So many people are coming into America illegally that the average length of a deportation case takes more than three years to clear.
The Washington Times reported that more than “1.3 million people are currently awaiting deportation decisions in immigration courts,” with the average case now pending for nearly three years. The information comes from new data compiled by the Transactional Records Access Clearinghouse (TRAC) at Syracuse University.
“A decade ago just 300,000 cases were pending, and even three years ago it was fewer than 770,000 cases, meaning the government has netted more than 550,000 cases on its docket since 2018,” the outlet reported.
More from the Times:
Jessica Vaughan, policy studies director at the Center for Immigration Studies, said the growth is a sign of just how lax America’s border controls have become, and how immigrants who are in the country illegally have gotten good at exploiting loopholes, demanding lengthy court proceedings when previously they would have quickly been ousted.
“There simply are more people who are allowed to have immigration court hearings instead of being processed in an efficient manner, such as expedited removal or other choices that ICE has,” Ms. Vaughan said. “Frankly, most of these cases don’t belong in immigration court, or if they are, it should be on a rocket docket, because they have no legitimate claim to stay; they are gaming the system.”
She said it’s become “absurdly difficult” — not to mention costly — to oust someone who wants to fight a removal. And that’s fueling the current border surge.
TRAC calculations show that even if no new cases were added – as in, immigration enforcement was completely ended both internally and externally – it would take more than four years to work through the existing case backlog. More cases are added regularly, however, with 1,290,766 cases currently pending as of the beginning of 2021. By the end of May, just four months into President Joe Biden’s administration, that number grew to 1,337,372 cases, with the average case pending for around 946 days.
As the Times reported, some of the pending cases date back decades, brought by the Immigration and Naturalization Service, an agency that was disbanded in 2003 when the Department of Homeland Security was created.

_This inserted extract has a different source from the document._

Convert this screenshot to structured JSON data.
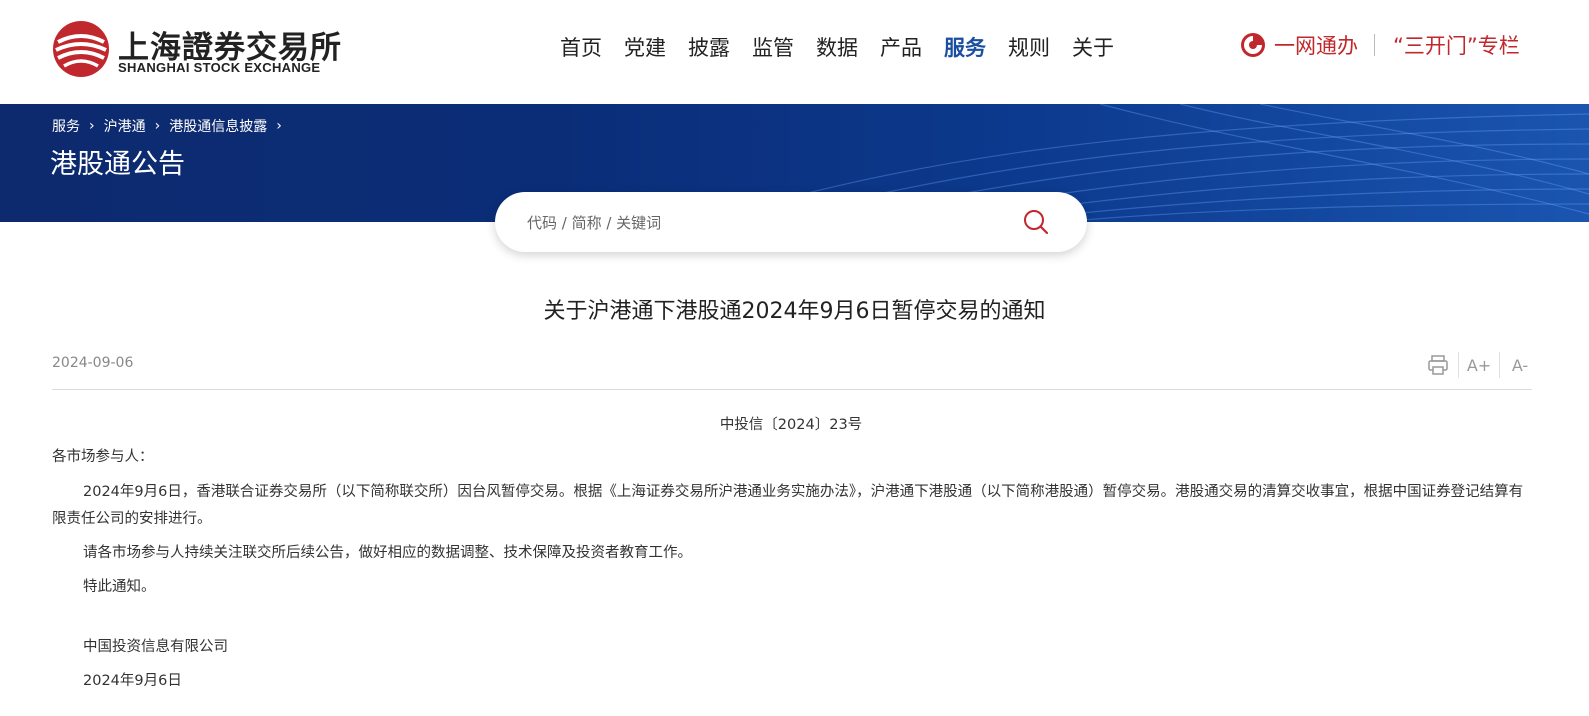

“California has the most people stuck in the backlog, with 193,212, followed by Texas at 171,579. In terms of courtrooms, Texas has the most pending cases with 213,254, followed by California at 198,785,” the Times reported. “Those two states also represent two poles of the immigration spectrum, with California being an avowed sanctuary state and Texas adopting strict anti-sanctuary policies that force cooperation between local authorities and U.S. Immigration and Customs Enforcement.”
The crisis at the U.S.-Mexico border has become worse under the Biden administration, which dropped former President Donald Trump’s “remain in Mexico” policy for those attempting to cross into the United States. The move prompted at least 10,000 migrants whose asylum claims were denied to again claim asylum, The Daily wire previously reported.